"Are we getting the real story? Gutfeld asked, referencing disputed reports of Russian meddling in the 2020 presidential election. "I think that is super healthy that now we do not trust this, and one of Trump's big achievements is that he put a scar across the face of media that will never go away."
"One of Trump's big achievements is that he put a scar across the face of media that will never go away."
Trump attacked the credibility of Acosta and CNN after he questioned whether the president would accept foreign interference in the upcoming election and how he could justify replacing Joseph Maguire as acting director of national intelligence.
Acosta's question was sparked by claims that Russia is making a specific "play" to boost President Trump's reelection bid. CNN and other outlets reported last week that top U.S. intelligence officials had told lawmakers earlier this month that Russia wanted to help the president's campaign. CNN has since walked back its report.
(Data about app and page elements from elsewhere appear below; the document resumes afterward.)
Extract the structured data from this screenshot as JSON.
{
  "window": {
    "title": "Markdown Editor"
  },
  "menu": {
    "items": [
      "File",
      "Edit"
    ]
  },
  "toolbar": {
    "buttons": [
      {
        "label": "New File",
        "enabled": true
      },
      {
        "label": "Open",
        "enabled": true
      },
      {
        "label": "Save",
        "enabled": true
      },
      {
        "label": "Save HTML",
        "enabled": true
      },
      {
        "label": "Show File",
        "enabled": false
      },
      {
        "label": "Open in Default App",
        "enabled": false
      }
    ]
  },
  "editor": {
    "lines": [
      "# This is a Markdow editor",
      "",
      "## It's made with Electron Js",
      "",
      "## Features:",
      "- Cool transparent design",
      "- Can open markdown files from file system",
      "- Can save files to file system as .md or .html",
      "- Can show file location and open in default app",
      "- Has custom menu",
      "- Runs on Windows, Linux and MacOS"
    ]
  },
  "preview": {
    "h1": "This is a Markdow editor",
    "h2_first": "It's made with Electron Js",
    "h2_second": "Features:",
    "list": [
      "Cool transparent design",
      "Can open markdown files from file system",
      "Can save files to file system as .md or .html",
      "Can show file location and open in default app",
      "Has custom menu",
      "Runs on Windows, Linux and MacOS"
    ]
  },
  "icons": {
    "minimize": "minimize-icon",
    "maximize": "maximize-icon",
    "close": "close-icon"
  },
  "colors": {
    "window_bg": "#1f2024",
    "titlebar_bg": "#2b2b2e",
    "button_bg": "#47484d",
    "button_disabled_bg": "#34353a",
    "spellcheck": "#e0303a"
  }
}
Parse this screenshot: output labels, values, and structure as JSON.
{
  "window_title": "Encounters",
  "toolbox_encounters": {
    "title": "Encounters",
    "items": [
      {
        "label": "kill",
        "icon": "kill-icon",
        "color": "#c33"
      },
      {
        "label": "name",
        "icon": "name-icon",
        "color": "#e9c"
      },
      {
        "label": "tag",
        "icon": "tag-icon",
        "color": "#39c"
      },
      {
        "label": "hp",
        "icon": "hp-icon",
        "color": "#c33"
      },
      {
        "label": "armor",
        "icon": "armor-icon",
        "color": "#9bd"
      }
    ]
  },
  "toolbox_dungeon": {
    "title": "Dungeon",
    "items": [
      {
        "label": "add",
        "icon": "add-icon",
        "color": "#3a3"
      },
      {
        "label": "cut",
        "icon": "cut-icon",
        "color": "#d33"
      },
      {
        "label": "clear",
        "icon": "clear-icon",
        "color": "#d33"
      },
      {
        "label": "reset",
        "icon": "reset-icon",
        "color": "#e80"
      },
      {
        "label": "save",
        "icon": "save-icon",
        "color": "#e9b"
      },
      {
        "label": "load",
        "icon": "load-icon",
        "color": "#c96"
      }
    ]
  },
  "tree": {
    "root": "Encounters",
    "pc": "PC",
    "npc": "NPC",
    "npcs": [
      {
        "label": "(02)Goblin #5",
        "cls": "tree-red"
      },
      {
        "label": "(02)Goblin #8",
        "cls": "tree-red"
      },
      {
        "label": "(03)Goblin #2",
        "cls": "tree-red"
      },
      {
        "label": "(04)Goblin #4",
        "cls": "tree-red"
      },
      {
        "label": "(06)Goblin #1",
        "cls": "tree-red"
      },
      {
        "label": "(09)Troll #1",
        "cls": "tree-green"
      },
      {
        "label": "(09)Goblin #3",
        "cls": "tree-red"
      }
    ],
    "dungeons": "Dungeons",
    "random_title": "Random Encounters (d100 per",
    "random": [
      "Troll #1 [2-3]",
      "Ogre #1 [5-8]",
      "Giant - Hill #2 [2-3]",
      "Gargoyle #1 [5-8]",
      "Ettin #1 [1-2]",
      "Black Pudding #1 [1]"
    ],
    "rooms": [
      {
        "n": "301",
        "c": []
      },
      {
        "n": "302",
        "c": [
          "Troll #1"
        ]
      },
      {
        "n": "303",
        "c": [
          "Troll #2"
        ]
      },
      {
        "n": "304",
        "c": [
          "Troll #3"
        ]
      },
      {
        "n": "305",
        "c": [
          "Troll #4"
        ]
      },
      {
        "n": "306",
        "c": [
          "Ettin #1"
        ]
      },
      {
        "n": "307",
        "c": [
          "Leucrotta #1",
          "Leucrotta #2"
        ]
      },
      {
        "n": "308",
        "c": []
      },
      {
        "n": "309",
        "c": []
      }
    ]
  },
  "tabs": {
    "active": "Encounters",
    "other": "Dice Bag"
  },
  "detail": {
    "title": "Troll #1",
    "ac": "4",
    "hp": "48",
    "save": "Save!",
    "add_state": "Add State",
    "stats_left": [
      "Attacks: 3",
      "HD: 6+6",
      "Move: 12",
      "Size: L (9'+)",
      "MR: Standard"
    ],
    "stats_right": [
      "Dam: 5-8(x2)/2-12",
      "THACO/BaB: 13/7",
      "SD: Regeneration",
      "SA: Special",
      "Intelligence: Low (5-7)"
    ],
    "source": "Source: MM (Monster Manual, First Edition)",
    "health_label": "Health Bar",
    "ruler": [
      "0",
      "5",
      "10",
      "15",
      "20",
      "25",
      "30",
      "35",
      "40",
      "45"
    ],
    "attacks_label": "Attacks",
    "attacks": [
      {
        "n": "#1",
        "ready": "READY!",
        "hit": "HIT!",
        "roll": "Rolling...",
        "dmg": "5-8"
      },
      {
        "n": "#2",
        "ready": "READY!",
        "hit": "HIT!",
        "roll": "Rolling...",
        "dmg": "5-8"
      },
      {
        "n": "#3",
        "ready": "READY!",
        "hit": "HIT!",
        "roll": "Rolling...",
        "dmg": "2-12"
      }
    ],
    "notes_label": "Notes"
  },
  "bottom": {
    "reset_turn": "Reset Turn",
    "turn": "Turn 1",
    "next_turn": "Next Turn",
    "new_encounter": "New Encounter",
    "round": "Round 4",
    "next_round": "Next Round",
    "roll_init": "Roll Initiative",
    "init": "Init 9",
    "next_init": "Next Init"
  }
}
“First of all, I want no help from any country, and I haven’t been given help from any country,” Trump answered before highlighting CNN's retraction Sunday.
“Your record is so bad that you ought to be ashamed of yourself," Trump added as Acosta attempted to interrupt. "You have probably the worst record in the history of broadcasting."
Gutfeld slammed the network for "losing the trust of the American people" by becoming the "Weekly World News for Trump derangement."
"This is an epiphany," Gutfeld said. "We have watched the fourth estate shattered after 2016 ... embarrassment after embarrassment. We have been living decades in this sealed narrative of cultivated stories that help make money for these corporatist companies."
Gutfeld added pointed to several controversies that have dominated headlines during Trump's first term -- among them the Russia investigation, the rise and fall of attorney Michael Avenatti, and the battle over the confirmation of Supreme Court Justice Brett Kavanaugh.
"It is the fact it all happened in a concentrated time all in succession. It used to be isolated ... but in the last four years, we have seen so many of them and I'm beginning to wonder if it's because they were more of them or because we have become so red-pilled that now we finally see them for what they are and now we question anything that we didn't question before," Gutfeld said.
The host also pointed to the public's skepticism over reported details of the Coronavirus outbreak as an example of the shift in public trust with regard to the mainstream media.
Co-host Jesse Watters blamed the "fake news scandals" that have surfaced in a "condensed period of time" on the media's "desperation" to remove Trump from office and avoid his re-election.
"The media is so desperate," Watters said. "They have to manufacture this to get Trump out of office as fast as possible and because it's a 24-hour news cycle now, they have to keep generating rating after rating."
Fox News' Brian Flood contributed to this report.